PROBLEM – Count, in the entries, the lines with "title". Answer with the number only.

INFORMATION –
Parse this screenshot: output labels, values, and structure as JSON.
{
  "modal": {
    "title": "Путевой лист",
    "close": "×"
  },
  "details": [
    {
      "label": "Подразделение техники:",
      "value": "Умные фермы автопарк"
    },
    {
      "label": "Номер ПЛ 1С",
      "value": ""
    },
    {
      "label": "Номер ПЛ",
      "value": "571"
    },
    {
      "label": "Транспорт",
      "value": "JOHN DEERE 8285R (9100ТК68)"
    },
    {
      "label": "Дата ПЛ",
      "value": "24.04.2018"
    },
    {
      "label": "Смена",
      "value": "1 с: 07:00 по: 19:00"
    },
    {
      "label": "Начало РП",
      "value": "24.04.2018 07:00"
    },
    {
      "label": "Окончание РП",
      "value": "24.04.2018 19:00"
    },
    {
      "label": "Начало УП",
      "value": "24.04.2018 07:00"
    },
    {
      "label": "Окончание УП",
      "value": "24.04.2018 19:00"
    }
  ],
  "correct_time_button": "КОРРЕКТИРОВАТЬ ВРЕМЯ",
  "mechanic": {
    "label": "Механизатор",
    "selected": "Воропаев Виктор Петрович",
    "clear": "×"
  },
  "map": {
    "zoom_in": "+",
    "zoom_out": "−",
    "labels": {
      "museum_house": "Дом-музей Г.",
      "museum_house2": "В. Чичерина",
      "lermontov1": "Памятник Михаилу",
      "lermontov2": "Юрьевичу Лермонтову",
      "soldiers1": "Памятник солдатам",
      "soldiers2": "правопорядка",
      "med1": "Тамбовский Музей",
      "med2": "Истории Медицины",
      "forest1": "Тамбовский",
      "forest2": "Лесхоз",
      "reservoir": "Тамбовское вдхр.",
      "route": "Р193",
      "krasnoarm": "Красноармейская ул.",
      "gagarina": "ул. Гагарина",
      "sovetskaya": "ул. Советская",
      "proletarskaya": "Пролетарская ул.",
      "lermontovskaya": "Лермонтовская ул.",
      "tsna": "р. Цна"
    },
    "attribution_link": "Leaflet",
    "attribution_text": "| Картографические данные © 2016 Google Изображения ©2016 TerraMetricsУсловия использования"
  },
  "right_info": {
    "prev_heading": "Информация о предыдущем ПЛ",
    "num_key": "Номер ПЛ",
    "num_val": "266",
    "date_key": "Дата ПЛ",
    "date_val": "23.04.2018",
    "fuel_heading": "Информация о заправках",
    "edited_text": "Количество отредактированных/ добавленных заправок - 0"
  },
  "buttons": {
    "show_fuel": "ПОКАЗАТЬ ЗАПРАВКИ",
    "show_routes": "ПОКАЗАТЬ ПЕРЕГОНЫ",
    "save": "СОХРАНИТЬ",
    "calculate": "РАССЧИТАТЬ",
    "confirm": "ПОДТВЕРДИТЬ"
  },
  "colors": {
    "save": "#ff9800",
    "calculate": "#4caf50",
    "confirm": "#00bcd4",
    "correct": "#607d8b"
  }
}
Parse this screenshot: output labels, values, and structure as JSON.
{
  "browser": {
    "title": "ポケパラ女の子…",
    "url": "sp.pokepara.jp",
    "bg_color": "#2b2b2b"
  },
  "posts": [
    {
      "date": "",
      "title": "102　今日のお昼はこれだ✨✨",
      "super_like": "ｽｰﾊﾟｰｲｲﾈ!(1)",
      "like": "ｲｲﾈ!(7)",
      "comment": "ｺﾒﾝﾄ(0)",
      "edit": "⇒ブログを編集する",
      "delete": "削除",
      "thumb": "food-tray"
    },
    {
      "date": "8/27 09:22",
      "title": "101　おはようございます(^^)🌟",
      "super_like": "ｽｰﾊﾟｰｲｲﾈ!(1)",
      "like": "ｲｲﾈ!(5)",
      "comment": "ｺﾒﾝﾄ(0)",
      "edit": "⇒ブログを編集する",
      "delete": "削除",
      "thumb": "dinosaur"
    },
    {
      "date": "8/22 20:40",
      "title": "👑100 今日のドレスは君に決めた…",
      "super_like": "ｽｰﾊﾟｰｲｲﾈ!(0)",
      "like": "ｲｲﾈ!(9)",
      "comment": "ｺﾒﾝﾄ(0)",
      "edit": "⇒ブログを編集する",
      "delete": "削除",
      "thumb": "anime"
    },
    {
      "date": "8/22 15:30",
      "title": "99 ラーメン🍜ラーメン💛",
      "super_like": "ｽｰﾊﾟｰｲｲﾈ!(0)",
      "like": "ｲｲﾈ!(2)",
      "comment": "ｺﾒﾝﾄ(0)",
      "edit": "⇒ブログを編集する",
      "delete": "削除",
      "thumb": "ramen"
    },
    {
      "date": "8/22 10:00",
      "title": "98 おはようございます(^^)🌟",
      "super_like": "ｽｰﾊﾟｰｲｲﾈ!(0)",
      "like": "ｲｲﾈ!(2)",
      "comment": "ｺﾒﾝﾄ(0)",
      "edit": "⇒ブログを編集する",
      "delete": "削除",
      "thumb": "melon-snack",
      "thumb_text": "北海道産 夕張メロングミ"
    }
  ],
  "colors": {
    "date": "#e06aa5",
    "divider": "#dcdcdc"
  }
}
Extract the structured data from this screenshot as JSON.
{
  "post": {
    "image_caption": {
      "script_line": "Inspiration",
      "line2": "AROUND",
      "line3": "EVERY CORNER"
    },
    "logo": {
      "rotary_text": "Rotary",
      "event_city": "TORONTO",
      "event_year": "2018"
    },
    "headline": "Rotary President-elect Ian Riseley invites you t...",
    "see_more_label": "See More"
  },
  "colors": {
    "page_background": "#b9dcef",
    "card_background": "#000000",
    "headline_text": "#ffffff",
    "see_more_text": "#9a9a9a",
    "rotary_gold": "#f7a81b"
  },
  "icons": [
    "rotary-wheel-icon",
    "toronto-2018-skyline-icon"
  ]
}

ANSWER – 7